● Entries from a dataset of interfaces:
********
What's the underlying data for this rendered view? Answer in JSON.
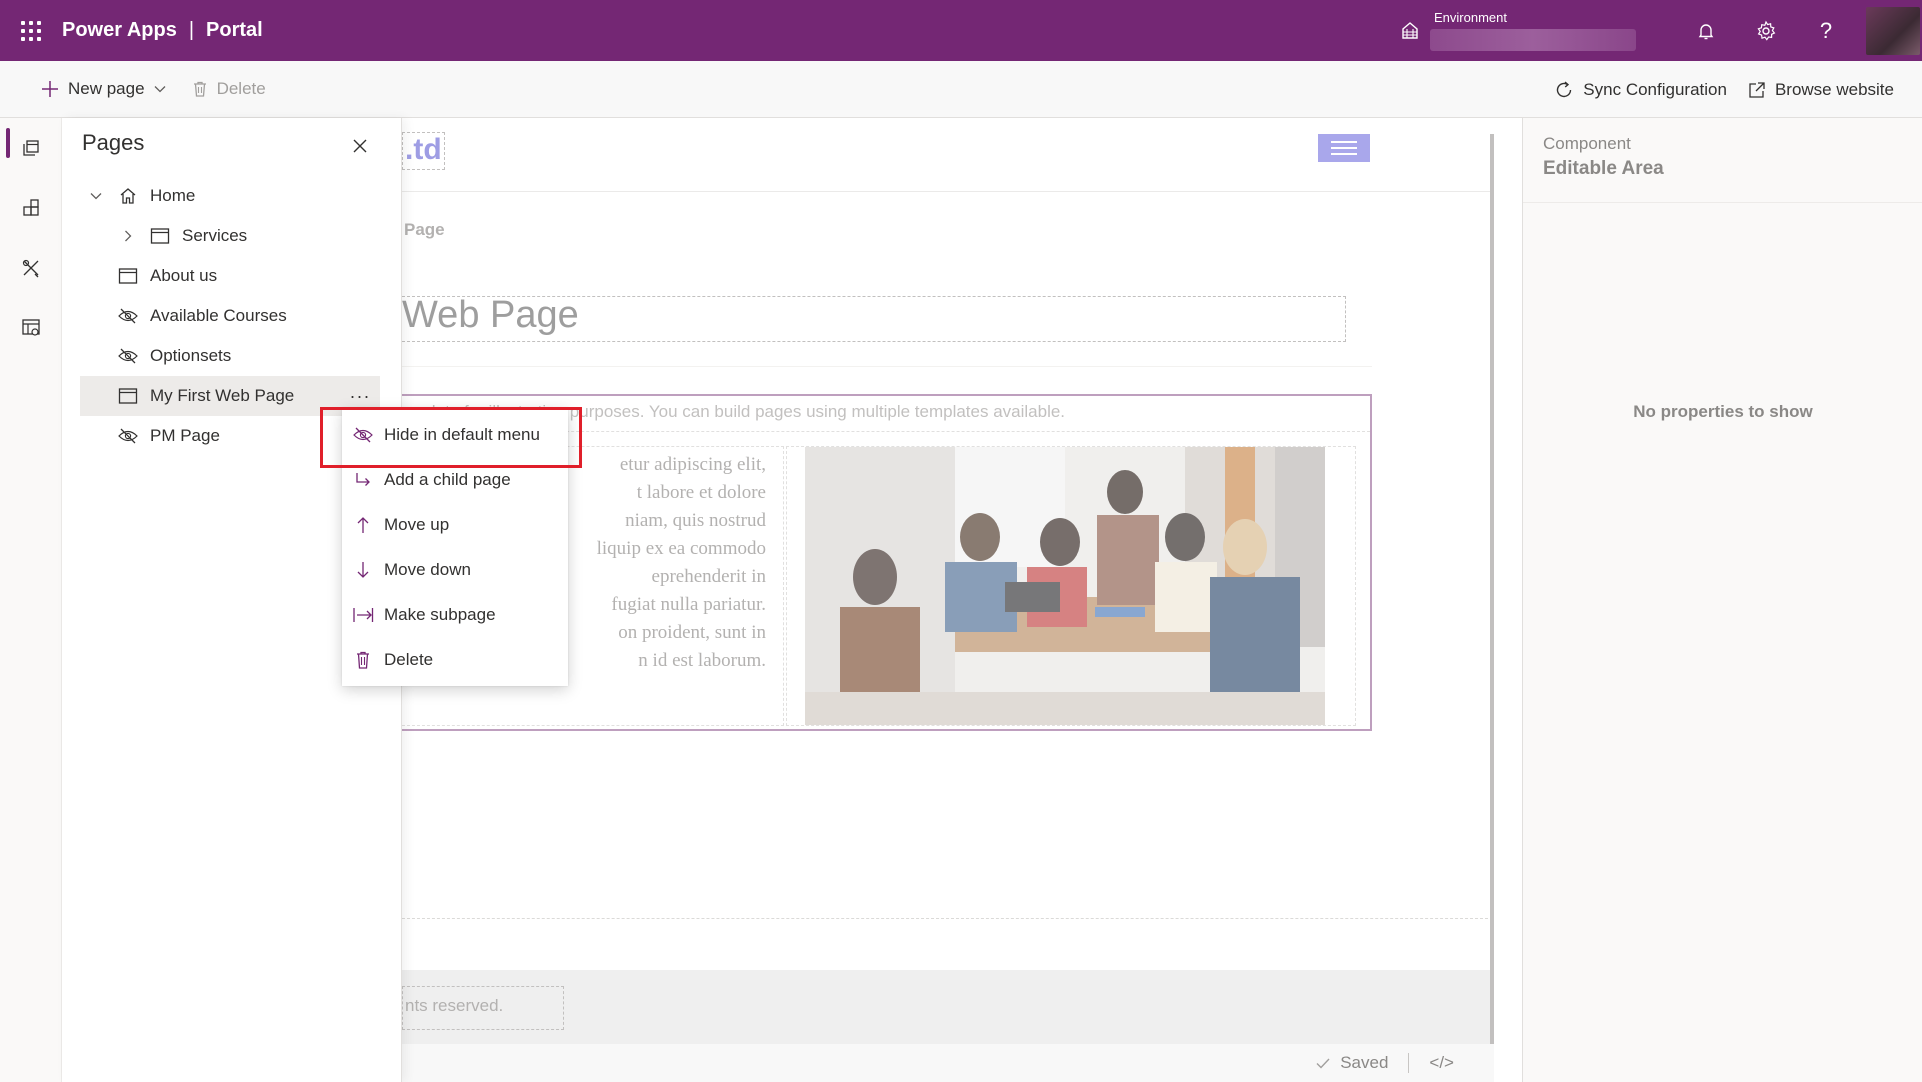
{
  "header": {
    "app_name": "Power Apps",
    "separator": "|",
    "area": "Portal",
    "environment_label": "Environment",
    "icons": [
      "waffle-icon",
      "environment-icon",
      "bell-icon",
      "gear-icon",
      "help-icon"
    ],
    "help_glyph": "?"
  },
  "commandbar": {
    "new_page": "New page",
    "delete": "Delete",
    "sync": "Sync Configuration",
    "browse": "Browse website"
  },
  "pages_panel": {
    "title": "Pages",
    "items": [
      {
        "label": "Home",
        "icon": "home-icon",
        "expanded": true
      },
      {
        "label": "Services",
        "icon": "page-icon",
        "expandable": true
      },
      {
        "label": "About us",
        "icon": "page-icon"
      },
      {
        "label": "Available Courses",
        "icon": "hidden-icon"
      },
      {
        "label": "Optionsets",
        "icon": "hidden-icon"
      },
      {
        "label": "My First Web Page",
        "icon": "page-icon",
        "selected": true,
        "more": "···"
      },
      {
        "label": "PM Page",
        "icon": "hidden-icon"
      }
    ]
  },
  "context_menu": {
    "items": [
      {
        "label": "Hide in default menu",
        "icon": "hidden-icon",
        "highlighted": true
      },
      {
        "label": "Add a child page",
        "icon": "child-arrow-icon"
      },
      {
        "label": "Move up",
        "icon": "arrow-up-icon"
      },
      {
        "label": "Move down",
        "icon": "arrow-down-icon"
      },
      {
        "label": "Make subpage",
        "icon": "indent-icon"
      },
      {
        "label": "Delete",
        "icon": "trash-icon"
      }
    ],
    "highlight_color": "#e01f2a"
  },
  "canvas": {
    "logo_fragment": ".td",
    "breadcrumb": "Page",
    "page_title": "Web Page",
    "description": "e data for illustration purposes. You can build pages using multiple templates available.",
    "lorem_lines": [
      "etur adipiscing elit,",
      "t labore et dolore",
      "niam, quis nostrud",
      "liquip ex ea commodo",
      "eprehenderit in",
      "fugiat nulla pariatur.",
      "on proident, sunt in",
      "n id est laborum."
    ],
    "footer_text": "nts reserved."
  },
  "status": {
    "saved": "Saved",
    "code_glyph": "</>"
  },
  "right_panel": {
    "component_label": "Component",
    "component_value": "Editable Area",
    "empty_message": "No properties to show"
  },
  "colors": {
    "brand": "#742774",
    "accent_button": "#7b78e0",
    "logo_text": "#6b69d6"
  }
}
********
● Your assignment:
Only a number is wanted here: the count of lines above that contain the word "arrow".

● Solution to this exercise:
3